In fact, even with money, you’re probably screwed. Lawsuits taken to the U.S. Supreme Court have only liberalized the definition of blight. The legislature has backed down from reform. (“The real decision is going to have to be made at the local level,” Rizzo says.) It’s best just to sit back, smile at all the new construction and hope you’re not the next Paul Nickols.
Maybe Paul Nickols had it coming. After all, the city council declared the entire West Bottoms blighted five years before he even bought his property across from Kemper Arena. The whole area has been under threat of condemnation since 1976.

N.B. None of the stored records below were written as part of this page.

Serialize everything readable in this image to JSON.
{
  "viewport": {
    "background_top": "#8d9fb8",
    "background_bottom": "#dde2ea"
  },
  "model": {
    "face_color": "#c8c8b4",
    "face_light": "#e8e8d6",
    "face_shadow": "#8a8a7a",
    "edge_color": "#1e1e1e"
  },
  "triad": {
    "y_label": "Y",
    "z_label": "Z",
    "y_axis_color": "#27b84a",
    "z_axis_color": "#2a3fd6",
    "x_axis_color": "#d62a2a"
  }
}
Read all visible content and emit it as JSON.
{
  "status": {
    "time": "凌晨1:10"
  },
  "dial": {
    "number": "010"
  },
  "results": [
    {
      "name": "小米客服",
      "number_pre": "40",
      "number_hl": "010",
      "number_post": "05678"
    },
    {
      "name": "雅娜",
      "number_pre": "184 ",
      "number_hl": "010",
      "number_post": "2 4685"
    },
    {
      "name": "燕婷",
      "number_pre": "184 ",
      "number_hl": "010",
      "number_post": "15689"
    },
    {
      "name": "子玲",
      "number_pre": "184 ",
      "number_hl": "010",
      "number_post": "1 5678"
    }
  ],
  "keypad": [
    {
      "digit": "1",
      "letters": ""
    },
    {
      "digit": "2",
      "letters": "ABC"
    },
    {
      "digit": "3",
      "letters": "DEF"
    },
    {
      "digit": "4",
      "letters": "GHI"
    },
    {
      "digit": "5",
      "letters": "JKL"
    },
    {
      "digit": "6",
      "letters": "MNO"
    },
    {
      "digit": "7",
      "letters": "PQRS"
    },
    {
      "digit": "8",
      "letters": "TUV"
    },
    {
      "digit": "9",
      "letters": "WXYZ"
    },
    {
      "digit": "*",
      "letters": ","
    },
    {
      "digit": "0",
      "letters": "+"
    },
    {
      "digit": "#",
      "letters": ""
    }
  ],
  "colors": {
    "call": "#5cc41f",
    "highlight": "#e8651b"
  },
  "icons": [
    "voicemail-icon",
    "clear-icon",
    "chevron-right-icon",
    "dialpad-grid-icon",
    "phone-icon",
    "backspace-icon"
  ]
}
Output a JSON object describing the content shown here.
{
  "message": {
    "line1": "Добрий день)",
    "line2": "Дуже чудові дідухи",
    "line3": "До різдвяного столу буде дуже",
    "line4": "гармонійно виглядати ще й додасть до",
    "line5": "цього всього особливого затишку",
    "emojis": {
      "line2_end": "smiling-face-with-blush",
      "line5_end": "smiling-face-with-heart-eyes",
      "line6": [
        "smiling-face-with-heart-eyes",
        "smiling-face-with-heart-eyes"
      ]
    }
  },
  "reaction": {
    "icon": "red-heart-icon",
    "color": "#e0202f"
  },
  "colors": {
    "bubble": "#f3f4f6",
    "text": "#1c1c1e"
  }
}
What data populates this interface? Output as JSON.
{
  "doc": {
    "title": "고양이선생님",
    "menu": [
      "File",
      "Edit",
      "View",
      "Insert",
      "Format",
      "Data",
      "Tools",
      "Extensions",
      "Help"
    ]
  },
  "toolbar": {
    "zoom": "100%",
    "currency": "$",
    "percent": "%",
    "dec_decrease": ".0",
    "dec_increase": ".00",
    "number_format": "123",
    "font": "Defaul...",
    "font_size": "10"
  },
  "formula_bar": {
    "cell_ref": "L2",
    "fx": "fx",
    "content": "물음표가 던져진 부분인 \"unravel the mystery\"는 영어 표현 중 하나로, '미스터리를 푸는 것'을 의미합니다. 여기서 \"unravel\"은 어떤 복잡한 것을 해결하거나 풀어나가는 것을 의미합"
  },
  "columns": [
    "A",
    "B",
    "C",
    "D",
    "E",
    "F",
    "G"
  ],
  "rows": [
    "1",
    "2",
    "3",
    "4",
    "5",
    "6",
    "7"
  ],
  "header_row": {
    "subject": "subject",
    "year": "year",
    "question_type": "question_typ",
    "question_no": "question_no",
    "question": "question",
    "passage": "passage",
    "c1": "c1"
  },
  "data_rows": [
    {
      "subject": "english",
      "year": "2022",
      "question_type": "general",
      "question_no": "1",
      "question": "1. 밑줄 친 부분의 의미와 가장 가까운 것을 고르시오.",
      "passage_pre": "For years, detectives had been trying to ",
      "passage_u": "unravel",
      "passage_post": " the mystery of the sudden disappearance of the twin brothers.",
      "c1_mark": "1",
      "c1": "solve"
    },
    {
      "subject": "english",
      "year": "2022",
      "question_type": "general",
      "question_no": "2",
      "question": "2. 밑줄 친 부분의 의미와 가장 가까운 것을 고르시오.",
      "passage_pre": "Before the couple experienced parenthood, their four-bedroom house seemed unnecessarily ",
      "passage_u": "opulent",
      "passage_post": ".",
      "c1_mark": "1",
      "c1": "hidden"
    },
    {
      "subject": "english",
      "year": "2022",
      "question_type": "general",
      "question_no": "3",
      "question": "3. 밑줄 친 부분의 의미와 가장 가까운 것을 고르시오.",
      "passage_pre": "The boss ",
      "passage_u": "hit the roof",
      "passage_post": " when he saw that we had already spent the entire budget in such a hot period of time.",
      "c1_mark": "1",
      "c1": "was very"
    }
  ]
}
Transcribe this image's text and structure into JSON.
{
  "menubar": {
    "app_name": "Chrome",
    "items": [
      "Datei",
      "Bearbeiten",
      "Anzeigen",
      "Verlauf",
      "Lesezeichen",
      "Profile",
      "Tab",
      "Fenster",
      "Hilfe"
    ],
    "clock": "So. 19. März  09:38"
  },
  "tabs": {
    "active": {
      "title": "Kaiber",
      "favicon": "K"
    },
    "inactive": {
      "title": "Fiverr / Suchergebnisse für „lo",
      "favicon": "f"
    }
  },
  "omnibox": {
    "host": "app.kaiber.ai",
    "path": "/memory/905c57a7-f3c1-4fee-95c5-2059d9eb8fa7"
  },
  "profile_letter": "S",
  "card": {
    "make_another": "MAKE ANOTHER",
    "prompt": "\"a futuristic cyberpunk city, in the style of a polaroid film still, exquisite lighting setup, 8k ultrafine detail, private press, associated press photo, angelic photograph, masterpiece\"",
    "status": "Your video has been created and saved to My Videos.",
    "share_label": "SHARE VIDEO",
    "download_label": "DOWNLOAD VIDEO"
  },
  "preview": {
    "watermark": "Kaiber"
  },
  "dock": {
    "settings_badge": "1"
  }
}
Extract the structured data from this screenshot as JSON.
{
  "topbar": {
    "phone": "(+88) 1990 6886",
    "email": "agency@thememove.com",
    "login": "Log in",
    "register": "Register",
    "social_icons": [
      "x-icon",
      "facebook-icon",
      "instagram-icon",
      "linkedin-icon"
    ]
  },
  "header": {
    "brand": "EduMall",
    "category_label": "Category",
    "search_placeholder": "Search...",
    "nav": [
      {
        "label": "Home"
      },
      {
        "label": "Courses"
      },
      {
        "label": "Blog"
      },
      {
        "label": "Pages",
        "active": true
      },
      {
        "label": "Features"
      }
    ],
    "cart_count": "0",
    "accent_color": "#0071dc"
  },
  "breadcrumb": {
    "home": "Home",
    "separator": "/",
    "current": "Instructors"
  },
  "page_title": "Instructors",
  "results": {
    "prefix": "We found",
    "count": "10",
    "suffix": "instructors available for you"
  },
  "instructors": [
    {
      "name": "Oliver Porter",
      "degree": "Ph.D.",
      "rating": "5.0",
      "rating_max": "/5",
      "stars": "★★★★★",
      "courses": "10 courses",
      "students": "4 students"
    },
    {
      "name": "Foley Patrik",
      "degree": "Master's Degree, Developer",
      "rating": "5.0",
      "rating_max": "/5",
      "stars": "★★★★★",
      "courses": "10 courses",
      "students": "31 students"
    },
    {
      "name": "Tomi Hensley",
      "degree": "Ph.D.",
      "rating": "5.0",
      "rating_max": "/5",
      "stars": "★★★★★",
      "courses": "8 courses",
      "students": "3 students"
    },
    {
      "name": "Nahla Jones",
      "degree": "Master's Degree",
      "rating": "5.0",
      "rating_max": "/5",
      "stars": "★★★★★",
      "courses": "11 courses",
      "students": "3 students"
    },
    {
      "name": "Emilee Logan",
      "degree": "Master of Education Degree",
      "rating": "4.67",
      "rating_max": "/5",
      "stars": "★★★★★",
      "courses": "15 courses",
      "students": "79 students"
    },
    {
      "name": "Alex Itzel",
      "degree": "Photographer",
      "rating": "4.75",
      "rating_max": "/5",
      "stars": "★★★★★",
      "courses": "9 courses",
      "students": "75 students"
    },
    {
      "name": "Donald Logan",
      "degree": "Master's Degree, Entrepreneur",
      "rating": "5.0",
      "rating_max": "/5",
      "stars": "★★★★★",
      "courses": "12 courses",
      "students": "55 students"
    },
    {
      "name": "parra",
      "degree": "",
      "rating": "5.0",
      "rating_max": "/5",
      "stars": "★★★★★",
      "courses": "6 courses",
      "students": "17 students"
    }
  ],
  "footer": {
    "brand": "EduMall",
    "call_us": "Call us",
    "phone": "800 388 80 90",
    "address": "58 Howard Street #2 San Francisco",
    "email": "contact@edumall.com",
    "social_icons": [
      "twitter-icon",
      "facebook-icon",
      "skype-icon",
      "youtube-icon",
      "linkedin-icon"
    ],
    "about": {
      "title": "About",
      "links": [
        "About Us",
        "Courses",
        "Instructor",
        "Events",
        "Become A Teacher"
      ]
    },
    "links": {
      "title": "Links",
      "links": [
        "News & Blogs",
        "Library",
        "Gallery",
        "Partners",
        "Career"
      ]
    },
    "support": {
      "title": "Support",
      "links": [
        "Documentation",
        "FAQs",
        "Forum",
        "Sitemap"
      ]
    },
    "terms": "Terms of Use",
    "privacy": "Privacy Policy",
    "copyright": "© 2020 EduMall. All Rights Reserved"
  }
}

So he lost his property. So he lost his house. At least the city and the taxpayers would get a cowboy-themed restaurant and a small boutique hotel out of the deal.
Hold the order on that steakburger, cowpoke. The property fell into real blight after Nickols lost it. Because he had failed to pay property taxes once his property was condemned, it was auctioned off on the courthouse steps. JBC & Associates figured that it didn’t even need to bid. The Ohio company had the development rights. The PIEA said so. Any other bidder would be buying into condemnation.
A cranky old man named Ed Young thought otherwise. On a whim, he bought the property for $155,000. Then he unleashed his lawyers. In a letter sent to the company and the PIEA, Young’s attorney accused JBC of using the PIEA “as a vehicle to take private property for private use in contravention of the Missouri Constitution.” He detailed a history of events, dating back to the real estate agent’s first contact with Paul Nickols, that suggested unfair and unethical business practices. “[JBC has] simply tried to intimidate the owner, his tenants, the mortgage holder and prospective purchasers,” the letter reads.
The PIEA was spooked. By December 1994, the city attorney was writing to JBC to ask that the company resubmit its proposal. The following April, JBC pulled out completely. The project died, followed eventually by Young — but not before he sold the property, reportedly for $30,000 more than he paid on the courthouse steps.
At age 53, Nickols continues to work in his father’s West Bottoms warehouse and still lives at his parents’ home. Now he sees his old West Bottoms property standing dormant and more blighted than ever, and he thinks, I lost my house for that.